On November 11 each year, Canadians listen to John McRae’s poem:
In Flanders fields the poppies blow
Between the crosses, row on row,
That mark our place; and in the sky
The larks, still bravely singing, fly
Scarce heard amid the guns below.
We are the Dead. Short days ago
We lived, felt dawn, saw sunset glow,
Loved and were loved, and now we lie,
In Flanders fields.
Take up our quarrel with the foe:
To you from failing hands we throw
The torch; be yours to hold it high.
If ye break faith with us who die
We shall not sleep, though poppies grow
In Flanders fields.
The author did not quite survive the end of the war, dying of pneumonia in 1918. This poem has been used as a recruitment tool and a call to arms in subsequent wars, and also serves to remind us of the fallen.
This reminds me of another quote often attributed to Charles de Gaulle:
‘The Graveyards are full of indispensable men.’
Indeed, may I encourage everyone to listen to Eric Bogle’s song: ‘The Green Fields for France’ (also known as Willie MacBride or No Man’s Land). This powerful ballad explores the futility of the Great War and poignantly asks;
But here in this graveyard, it’s still no man’s land
The countless white crosses stand mute in the sand
To man’s blind indifference to his fellow man
To a whole generation that were butchered and dammed
Well Will McBride I can’t help wonder why
Do those that lie here know why did they die?
And did they believe when they answered the call
Did they really believe that this war would end war?
World War 1 was even acknowledged to be a World War as early as 1914. Millions – including civilians – were killed or injured, chemicals were used, and cities where destroyed.
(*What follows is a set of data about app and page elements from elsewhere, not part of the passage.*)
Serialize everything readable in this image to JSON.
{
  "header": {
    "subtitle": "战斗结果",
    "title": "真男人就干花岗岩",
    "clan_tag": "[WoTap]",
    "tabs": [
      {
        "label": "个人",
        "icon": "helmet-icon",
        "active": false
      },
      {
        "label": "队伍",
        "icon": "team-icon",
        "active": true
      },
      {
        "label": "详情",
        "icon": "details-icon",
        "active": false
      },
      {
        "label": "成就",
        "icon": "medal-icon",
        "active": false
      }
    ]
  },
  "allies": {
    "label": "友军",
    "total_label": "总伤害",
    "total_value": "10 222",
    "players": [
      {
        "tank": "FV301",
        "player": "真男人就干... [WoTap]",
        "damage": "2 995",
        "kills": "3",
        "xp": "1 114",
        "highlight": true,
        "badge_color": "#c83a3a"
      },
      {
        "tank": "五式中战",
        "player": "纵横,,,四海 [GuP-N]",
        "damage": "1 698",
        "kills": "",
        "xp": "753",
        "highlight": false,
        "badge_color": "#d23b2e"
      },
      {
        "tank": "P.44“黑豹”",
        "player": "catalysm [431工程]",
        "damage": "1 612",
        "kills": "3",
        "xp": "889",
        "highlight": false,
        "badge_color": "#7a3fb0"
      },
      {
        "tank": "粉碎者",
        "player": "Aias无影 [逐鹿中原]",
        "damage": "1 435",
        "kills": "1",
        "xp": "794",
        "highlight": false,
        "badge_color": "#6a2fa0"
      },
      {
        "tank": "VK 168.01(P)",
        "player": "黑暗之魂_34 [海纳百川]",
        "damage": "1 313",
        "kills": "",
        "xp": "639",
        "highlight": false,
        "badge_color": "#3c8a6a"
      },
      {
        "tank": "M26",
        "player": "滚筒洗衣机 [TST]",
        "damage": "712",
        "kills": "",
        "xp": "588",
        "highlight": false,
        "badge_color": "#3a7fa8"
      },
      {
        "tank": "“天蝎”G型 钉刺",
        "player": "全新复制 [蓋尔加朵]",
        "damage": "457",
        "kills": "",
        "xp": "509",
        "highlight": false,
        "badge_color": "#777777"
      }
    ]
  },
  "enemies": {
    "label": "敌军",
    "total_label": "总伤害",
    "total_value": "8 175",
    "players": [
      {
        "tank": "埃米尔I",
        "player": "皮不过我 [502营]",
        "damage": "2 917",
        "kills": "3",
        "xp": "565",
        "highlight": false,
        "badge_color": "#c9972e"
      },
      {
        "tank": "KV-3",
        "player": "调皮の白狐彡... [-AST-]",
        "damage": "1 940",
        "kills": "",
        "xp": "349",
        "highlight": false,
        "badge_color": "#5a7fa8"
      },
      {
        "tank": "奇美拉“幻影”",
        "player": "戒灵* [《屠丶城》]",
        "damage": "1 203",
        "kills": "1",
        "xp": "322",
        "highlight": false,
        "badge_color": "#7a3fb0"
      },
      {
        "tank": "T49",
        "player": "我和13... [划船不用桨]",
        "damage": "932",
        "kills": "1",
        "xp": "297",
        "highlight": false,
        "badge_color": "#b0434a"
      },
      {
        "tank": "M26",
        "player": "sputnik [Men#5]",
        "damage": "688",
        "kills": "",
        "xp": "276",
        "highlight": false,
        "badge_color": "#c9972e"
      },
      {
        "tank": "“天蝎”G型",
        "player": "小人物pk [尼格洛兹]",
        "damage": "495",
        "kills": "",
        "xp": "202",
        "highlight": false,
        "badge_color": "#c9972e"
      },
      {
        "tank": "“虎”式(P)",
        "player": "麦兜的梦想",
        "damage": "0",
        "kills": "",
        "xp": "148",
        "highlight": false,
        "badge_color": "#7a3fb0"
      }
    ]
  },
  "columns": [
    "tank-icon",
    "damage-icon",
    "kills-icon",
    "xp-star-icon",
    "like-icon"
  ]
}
Nothing about the war was ‘good’ or ‘just.’ A fractured and dysfunctional European colonial/alliance system failed and classic battle techniques met modern technology.
The so-called Great War was tribal by nature and purely brutal. After so much pain and suffering, what did it possibly achieve?
Well, World War 1 arguably lead inextricably to the next World War – including the hate, blame and genocide.
It also contributed directly to the Russian Revolution and therefore nearly a century of hot and cold war conflict.
It helped to prop up the colonial system for another 40-50 years which lead to millions of deaths in India, Southeast Asia, Indonesia and Africa.
The call; ‘Lest We Forget,’ so embedded in the Remembrance Day tradition must perpetually be linked to ‘Never Again.’ If not, there is no point.
The world of 1914 – and certainly 1918 is not a world most people want to return to. This is why leaders such as Woodrow Wilson advocated for a League of Nations (a ‘United Nations’).
More people died in European-based 20th century conflicts than at any other time in human history. The Boer War, World War 1, World War 2, Yugoslavia and the many (often forgotten) battles for colonial Independence mark a century of violence. Moreover the ideological pain of applied Marxism and the Cold War all came from a featured and class-ridden Europe.
So when we declare ‘Lest We Forget,’ we should remember those loyal men and women ‘who answered the call,’ but must also explore what call they answered.
Recently there has been a strong move back to tribalism and away from a multilateral, interdependent world. There has also been a shocking impetuous to increase military spending. Just imagine if such spending were shifted to health, education and environmental management?
This may sound unbelievable, but Costa Rica did just that in 1949, whereas Nicaragua did not. Costa Rica is now a leader in education, happiness and environmental stewardship.
We are now on a planet with over 7 billion people. Can it possibly be useful to spend billions of dollars and use up immeasurable resources to prepare for yet another conflict that may prove to be the inevitable result of all this preparation?
I am not offering a solution, so much as hoping to re-focus the conversation. Everything about World War 1 was horrible. The cause, the result and the process. I have guided many tours through battlefields around the world and have rarely come away with anything but a sense of despair.
10 years ago, we rented a car in Paris and drove up to Ypres in Belgium to visit the battlefields and attend the Remembrance Day Ceremonies. When taking little Finn out of his car seat at the Passchenedaele cemetery a British ‘gentleman’ saw our French license and said loudly; “ah, Francais! You are so lucky we saved you.” I responded in in clear English; “actually we’re here to see our Canadian and Australian relatives who died for your empire. What a tragedy.”
I am not naive enough to be a pure pacifist, but if we really want to respect the millions upon millions of those who have died in pointless conflicts, all our energy should be guided towards peace, understanding and healthy inter-dependance. There really is no planet B.
Lest We Forget